The product recommendations on our site are independently chosen by our editors. When you click through our links, we may earn a commission. Thanks for helping us do what we love.

Tackle Talk: Berkley Powerbait Thief

Apparently I’ve been living under a rock because until recently, I hadn’t even heard of the Berkley Powerbait Thief. Wired2Fish CEO Todd Hammill was ranting and raving to me about it and ended up sending me a couple of packs to try. And my word, it catches the tar out of ‘em. 

I’ve been fishing with it for about a month and it’s a darn good bait for flipping and pitching; it’s quickly becoming one of my favorites. 

The rundown


At first glance, the Berkley Powerbait Thief is a fairly generic-looking soft plastic, but don’t let its unassuming looks fool you. It’s 4 inches long, it features oversized tentacles and claws and it’s available in 6 really good looking colors. 

It’s infused with the Powerbait formula and it’s a pretty beefy little bait. But again, there’s more to it than initially meets the eye. 

My thoughts


I’ve been using this bait to pitch and flip any shallow cover I come across; if you can name it, I’ve probably pitched a Powerbait Thief to it throughout my testing. I’ve also been skipping it underneath docks when the sun is high in the middle of the day. 

As it falls to the bottom on a lightweight Texas rig, its bulbous claws kick violently as its flat tentacles facilitate a nice gliding motion. When hopped on the bottom, the tentacles sway a bit, but the most noteworthy characteristic is the raised posture of the claws. I’ve experimented with it in very shallow, clear water and it looks very similar to the natural defensive posture of a threatened crawfish. 


In regards to the Powerbait formula, I think it does make the bass hold onto it for a little longer than some other soft plastics. I say that because I’ve had a few days when the bass were short striking a similar bait and when I switched to the Thief, they were thumping the heck out of it and trying to swallow it. It could just be coincidence, but I’m just going off of my personal experience.


I really like how durable this bait is—the above picture was taken after catching 7 bass on a single bait. It stays on the hook very well when both skipping and fighting fish and at $4.49 per 8-pack, I think it’s an excellent value. 

Its flat profile also allows you to skip it very easily. It doesn’t catch a lot of water when it hits the surface, so it’ll skip like a river rock for most anglers. If you’re having trouble getting bites on your local boat docks, I think this would be a great bait to try. 


It also penetrates thick cover easily. There are not a lot of appendages hanging off of it, so you’re able to quietly slide it into and out of heavy laydowns and vegetation with very minimal disturbance. 

Final impressions
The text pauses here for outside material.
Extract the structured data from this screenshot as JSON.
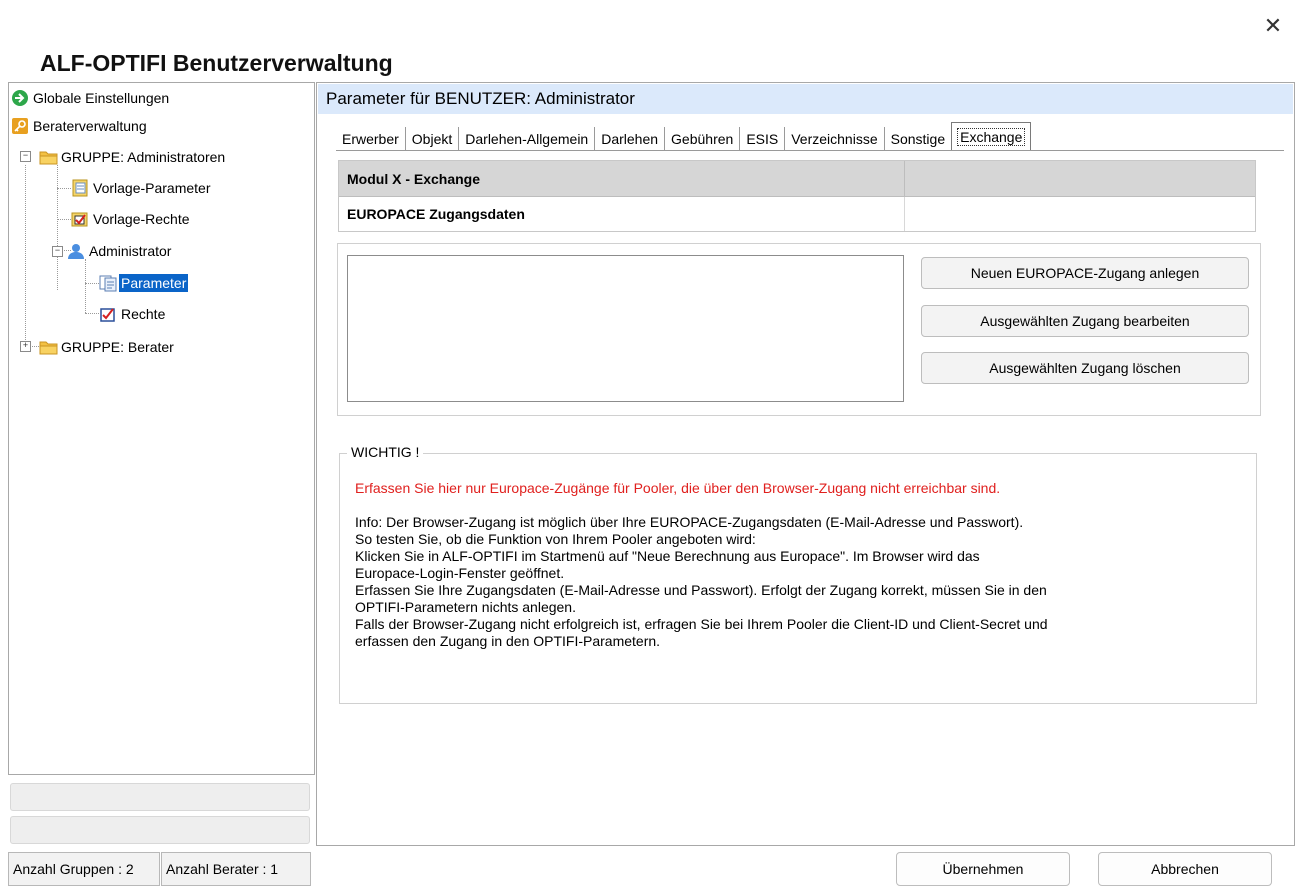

There’s something about this bait that the bass love—or hate—depending on how you look at it. It has been catching a bunch of fish for me lately and it has quickly moved up to the front lines of my pitching and flipping arsenal. 

The Berkley Powerbait Thief is available at